LONDON (AP) Friction in Formula One and ongoing negativity has created instability that affects companies pumping money into the sport, according to a director of the motorsport series.
But Martin Sorrell, who is also chief executive of advertising giant WPP, told The Associated Press that public disputes over the state of F1 could in fact help to make the sport more commercially attractive.
Although Sunday's British Grand Prix was seen as a thrilling antidote to some of the processions in the first eight races of the season, Mercedes still secured a ninth consecutive double podium.
Mercedes duo Lewis Hamilton and Nico Rosberg have won eight of the nine races and teams have held talks about how to make the sport more exciting and competitive across the grid. Even F1 boss Bernie Ecclestone has questioned the quality of this year's spectacle.
''Obviously there will be changes that will help the sport,'' Sorrell, a non-executive member of the F1 board, told the AP. ''But I am looking at it from a marketing point of view. And just talking (at Silverstone) to one or two of our (WPP) clients, they are very interested in the sport, but obviously disturbed by some of the things that they read and hear.
''That creates a feeling of instability or uncertainty which is not good, but I think out of that comes big opportunities.''
Despite the gloomy prognosis for the future of F1 by some teams, with Sauber's leadership concerned the connection with fans is being lost, Sorrell pointed to ongoing interest from broadcasters and the 140,000-crowd at Silverstone as evidence of the vitality of the sport.
''What's interesting is when sports are under pressure, it's a reverse psychology, people start to get more interested,'' Sorrell said.

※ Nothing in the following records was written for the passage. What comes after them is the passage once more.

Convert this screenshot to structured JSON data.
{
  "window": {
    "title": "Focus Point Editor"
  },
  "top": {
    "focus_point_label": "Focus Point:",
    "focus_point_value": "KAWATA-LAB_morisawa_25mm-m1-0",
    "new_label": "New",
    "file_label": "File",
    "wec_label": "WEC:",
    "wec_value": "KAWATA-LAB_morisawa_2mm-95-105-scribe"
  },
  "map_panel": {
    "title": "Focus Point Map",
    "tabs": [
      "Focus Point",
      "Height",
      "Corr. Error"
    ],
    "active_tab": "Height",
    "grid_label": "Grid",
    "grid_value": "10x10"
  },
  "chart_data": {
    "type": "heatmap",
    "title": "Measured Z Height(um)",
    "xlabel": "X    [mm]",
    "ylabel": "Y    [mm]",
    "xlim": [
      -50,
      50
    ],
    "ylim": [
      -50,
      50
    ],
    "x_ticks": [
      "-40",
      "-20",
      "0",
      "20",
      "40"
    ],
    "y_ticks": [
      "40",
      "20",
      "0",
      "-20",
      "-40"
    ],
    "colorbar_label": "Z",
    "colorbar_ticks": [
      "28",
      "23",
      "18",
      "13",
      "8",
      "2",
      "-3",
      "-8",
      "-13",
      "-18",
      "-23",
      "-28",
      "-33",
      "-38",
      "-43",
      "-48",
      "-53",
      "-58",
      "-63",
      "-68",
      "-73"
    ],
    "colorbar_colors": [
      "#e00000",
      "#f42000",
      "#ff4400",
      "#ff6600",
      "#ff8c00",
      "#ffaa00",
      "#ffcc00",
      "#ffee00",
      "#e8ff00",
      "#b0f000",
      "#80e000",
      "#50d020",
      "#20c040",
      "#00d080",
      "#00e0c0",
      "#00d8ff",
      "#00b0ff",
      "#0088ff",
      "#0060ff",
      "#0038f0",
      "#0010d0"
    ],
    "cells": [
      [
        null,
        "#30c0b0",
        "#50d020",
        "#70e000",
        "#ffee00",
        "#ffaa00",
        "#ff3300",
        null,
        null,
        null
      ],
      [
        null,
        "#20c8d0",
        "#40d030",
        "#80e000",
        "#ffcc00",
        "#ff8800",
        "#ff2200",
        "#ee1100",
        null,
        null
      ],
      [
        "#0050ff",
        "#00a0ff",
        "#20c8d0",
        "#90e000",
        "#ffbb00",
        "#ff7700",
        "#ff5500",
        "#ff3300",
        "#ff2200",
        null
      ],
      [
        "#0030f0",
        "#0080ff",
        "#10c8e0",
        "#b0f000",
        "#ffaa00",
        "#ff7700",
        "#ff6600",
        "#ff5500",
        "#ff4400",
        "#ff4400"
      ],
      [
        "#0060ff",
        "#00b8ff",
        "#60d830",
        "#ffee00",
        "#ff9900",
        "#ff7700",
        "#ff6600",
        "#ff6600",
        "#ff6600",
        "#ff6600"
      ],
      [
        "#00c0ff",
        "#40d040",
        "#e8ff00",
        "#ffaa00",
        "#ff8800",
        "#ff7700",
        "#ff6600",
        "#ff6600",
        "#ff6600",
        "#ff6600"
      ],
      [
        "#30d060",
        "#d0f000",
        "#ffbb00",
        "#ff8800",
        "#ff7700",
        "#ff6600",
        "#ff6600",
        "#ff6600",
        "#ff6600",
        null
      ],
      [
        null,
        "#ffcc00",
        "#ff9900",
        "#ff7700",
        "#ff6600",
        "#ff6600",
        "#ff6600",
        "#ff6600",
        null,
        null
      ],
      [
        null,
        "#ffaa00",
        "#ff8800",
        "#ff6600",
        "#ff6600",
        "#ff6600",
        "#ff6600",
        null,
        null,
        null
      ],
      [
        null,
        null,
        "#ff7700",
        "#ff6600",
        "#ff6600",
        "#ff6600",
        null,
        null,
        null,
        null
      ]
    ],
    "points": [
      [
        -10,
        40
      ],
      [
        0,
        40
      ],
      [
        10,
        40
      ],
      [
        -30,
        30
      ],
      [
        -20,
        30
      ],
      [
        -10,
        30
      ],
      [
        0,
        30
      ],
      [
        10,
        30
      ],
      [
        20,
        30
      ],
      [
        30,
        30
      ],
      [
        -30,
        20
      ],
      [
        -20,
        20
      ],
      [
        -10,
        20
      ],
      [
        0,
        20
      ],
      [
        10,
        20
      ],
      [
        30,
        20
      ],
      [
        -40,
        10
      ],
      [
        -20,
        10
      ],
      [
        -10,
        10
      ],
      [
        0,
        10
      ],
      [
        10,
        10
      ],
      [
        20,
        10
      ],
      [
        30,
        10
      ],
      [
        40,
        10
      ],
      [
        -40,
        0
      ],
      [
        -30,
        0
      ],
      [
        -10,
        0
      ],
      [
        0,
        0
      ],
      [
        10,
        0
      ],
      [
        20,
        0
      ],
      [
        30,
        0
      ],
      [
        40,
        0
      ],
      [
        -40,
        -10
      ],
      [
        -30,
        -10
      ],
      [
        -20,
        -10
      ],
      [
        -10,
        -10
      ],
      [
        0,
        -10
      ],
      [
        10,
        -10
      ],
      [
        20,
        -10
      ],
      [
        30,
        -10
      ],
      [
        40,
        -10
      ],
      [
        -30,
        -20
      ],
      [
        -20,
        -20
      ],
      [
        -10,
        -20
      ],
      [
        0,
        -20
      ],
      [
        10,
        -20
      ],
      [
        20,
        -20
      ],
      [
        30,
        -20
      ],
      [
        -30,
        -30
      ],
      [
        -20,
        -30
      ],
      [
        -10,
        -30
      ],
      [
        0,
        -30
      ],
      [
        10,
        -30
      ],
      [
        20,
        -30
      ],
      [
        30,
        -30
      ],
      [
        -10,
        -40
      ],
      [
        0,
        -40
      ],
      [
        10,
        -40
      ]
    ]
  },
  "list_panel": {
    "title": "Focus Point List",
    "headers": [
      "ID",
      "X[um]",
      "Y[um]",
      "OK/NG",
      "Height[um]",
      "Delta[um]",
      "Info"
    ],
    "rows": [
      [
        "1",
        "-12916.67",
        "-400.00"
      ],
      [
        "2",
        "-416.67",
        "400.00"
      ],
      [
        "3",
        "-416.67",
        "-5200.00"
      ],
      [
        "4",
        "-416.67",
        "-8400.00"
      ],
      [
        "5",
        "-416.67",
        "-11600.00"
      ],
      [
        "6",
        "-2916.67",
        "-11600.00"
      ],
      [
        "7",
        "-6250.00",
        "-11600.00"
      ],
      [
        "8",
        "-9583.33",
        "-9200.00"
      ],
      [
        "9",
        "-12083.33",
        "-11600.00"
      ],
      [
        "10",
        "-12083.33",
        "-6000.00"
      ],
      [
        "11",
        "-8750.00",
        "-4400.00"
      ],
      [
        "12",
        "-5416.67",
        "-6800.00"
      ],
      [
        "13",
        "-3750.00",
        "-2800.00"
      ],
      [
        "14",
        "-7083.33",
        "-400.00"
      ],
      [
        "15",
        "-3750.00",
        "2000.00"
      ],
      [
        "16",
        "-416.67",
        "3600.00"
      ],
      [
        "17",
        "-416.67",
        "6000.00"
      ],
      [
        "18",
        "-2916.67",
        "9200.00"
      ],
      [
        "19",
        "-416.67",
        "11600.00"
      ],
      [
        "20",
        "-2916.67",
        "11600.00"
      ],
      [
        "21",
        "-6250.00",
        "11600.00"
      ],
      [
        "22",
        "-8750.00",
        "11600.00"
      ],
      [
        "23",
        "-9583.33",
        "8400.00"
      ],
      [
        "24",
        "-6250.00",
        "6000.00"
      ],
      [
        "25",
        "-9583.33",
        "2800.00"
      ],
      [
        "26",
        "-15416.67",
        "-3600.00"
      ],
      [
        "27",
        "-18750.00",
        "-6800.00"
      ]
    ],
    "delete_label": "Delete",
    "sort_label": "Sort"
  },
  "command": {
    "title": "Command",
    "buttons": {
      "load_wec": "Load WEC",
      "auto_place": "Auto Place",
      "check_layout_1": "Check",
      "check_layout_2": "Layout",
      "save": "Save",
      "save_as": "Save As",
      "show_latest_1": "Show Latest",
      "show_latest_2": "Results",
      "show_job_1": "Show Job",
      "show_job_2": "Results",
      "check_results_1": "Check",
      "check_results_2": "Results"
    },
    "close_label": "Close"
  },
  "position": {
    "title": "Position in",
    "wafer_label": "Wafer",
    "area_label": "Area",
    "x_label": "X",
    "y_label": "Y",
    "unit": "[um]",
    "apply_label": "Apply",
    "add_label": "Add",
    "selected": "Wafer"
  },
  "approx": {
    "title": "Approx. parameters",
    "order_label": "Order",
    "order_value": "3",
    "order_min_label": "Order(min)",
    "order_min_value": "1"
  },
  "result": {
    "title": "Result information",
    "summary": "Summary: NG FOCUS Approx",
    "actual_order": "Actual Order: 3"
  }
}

''The more friction there is in the sport I think it actually in a perverse way becomes more interesting, rather than less interesting.''
F1 is currently a takeover target of French soccer team Paris Saint-Germain's Qatari investors, who have linked up with the NFL's Miami Dolphins ownership to consider a bid.
''F1 offers massive potential,'' Sorrell said. ''Sport is becoming more and more important and with live events, the rights prices are actually increasing. So if you think about F1 in that context there should be more opportunity not less opportunity (for growth).''
F1's largest and controlling shareholder is CVC Capital Partners, the investment fund which owns a 35.5 percent stake after initially gaining control of the sport in 2006 for around $2 billion.
''When you are a private equity investor you have difficulties because your funds have finite terms,'' Sorrell said. ''Private equity investors tend to be five, six, seven years max, which limits what you can do.
''At WPP we have very much more long-term investors but private equity by their nature places restrictions on what they can do.''
Sorrell declined to talk about the possibility of F1 being sold but he would want an owner with a big vision for the glamorous series.
''The critical issue is not who it is, it's what their objectives are,'' Sorrell said. ''If their objectives are long-term development of the sport, it works. One of the big issues facing business generally is short term versus long term.''
Rob Harris can be followed at www.twitter.com/RobHarris